If you are entering this world now, I would like to highlight that Quartz is a reference that I greatly appreciate. As I was searching for a specific story on the site, I came across this one, which has a title that seems to be a bit too confident: “How to create the perfect environment to boost creativity”.
This article talks about an American writer F. Scott Fitzgerald and the environment he created at La Paix in Baltimore, during the period when Zelda, his wife, was going through schizophrenia treatment at a local clinic.
While at La Paix, Fitzgerald worked in dark, disheveled rooms with a bottle of gin in a nearby drawer. He took short walks and came back to hand-write his ideas on notepads scattered on his desk.

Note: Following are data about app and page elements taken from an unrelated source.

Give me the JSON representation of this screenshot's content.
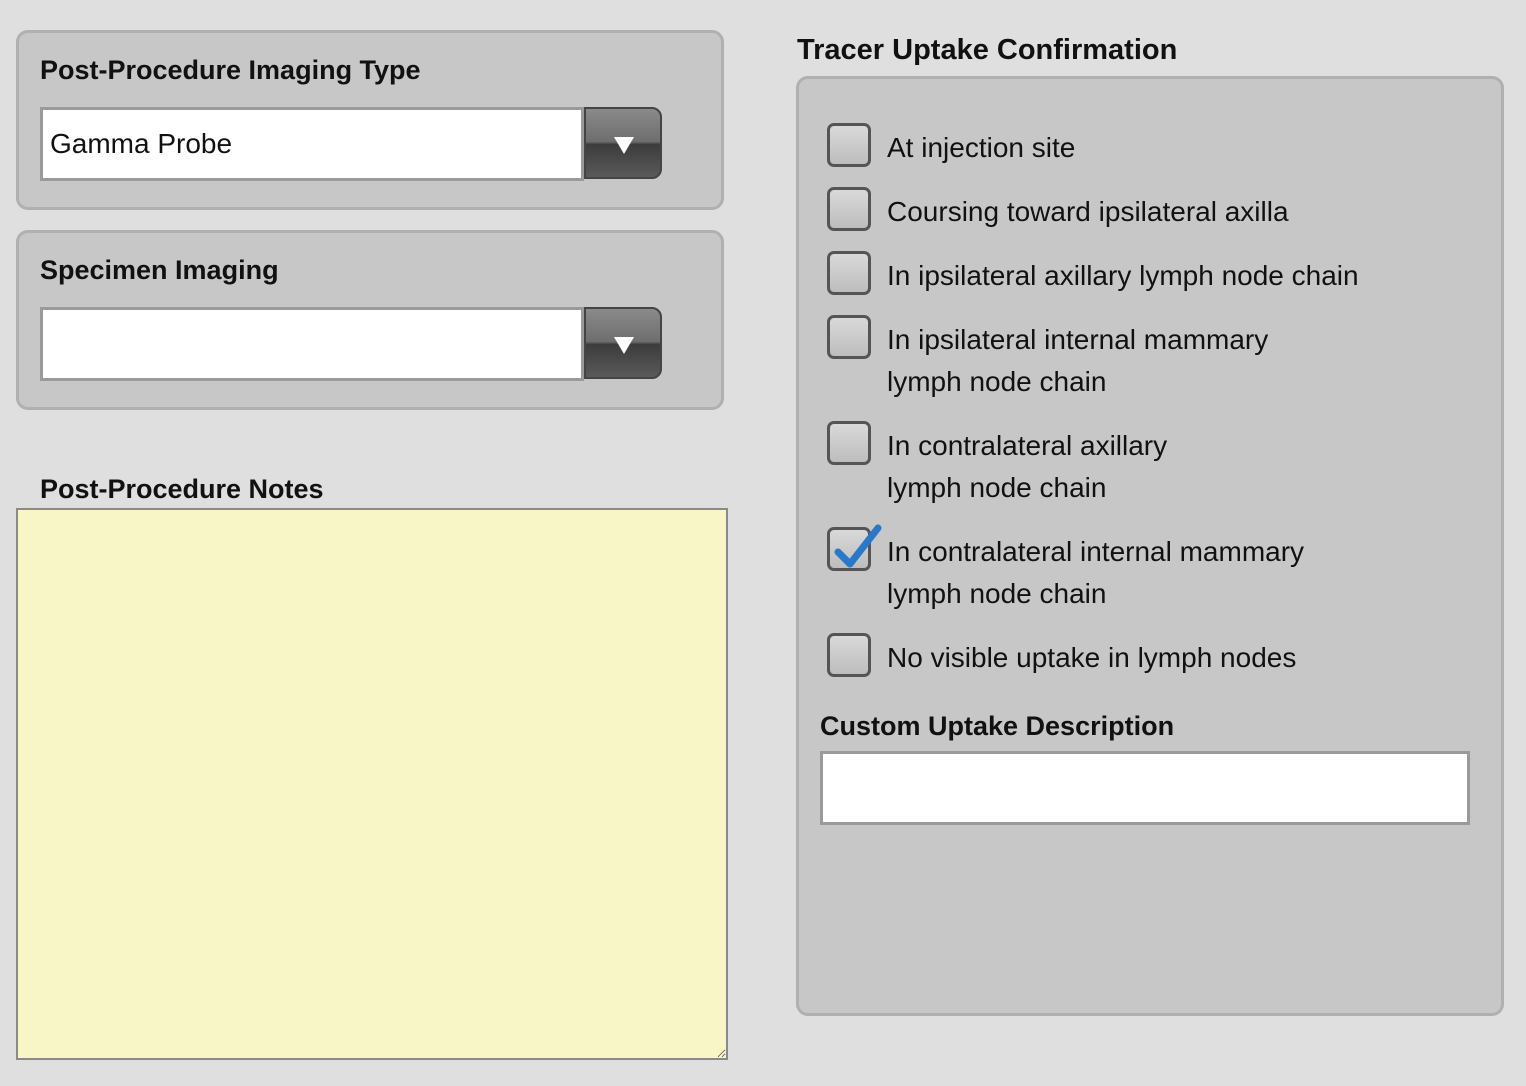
{
  "imaging_type": {
    "label": "Post-Procedure Imaging Type",
    "value": "Gamma Probe"
  },
  "specimen_imaging": {
    "label": "Specimen Imaging",
    "value": ""
  },
  "notes": {
    "label": "Post-Procedure Notes",
    "value": "",
    "background_color": "#f8f6c6"
  },
  "tracer": {
    "title": "Tracer Uptake Confirmation",
    "options": [
      {
        "line1": "At injection site",
        "line2": "",
        "checked": false
      },
      {
        "line1": "Coursing toward ipsilateral axilla",
        "line2": "",
        "checked": false
      },
      {
        "line1": "In ipsilateral axillary lymph node chain",
        "line2": "",
        "checked": false
      },
      {
        "line1": "In ipsilateral internal mammary",
        "line2": "lymph node chain",
        "checked": false
      },
      {
        "line1": "In contralateral axillary",
        "line2": "lymph node chain",
        "checked": false
      },
      {
        "line1": "In contralateral internal mammary",
        "line2": "lymph node chain",
        "checked": true
      },
      {
        "line1": "No visible uptake in lymph nodes",
        "line2": "",
        "checked": false
      }
    ],
    "custom_label": "Custom Uptake Description",
    "custom_value": "",
    "check_color": "#2a78c8"
  }
}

The discussion reaches an interesting point: environments with dim lighting and a bit noisy can – lo and behold –promote creativity. And a bit of alcohol can accelerate problem solving and decision making. Interesting, huh?
Of course, it’s not a rule. However, it made me think of that cultural and creative diversity topic once again. Some people may work perfectly in an environment with profound silence, while others perform better with a little noise around them. I have already noticed that sometimes I can work better at a cafe or in an environment where people have moderate conversations around me. That does not mean I want to be bothered, but the feeling of having someone around helps me.
With the current co-working, remote work and “decompression room” trends in companies, I can imagine that the great challenge within organizations is understanding that people do not necessarily have to be at their desks-or even sharing the same space – in order to be productive.
When we consider these aspects from a learning perspective, it is safe to say that organizations try to understand the different models, locations, and learning environments. A previously established environment is not always the best and most effective. Some may learn better on their way from or to home, or at a café or bar. Understanding these peculiarities can be key to ensuring a successful learning solution.
Let’s explore this more in the next few weeks.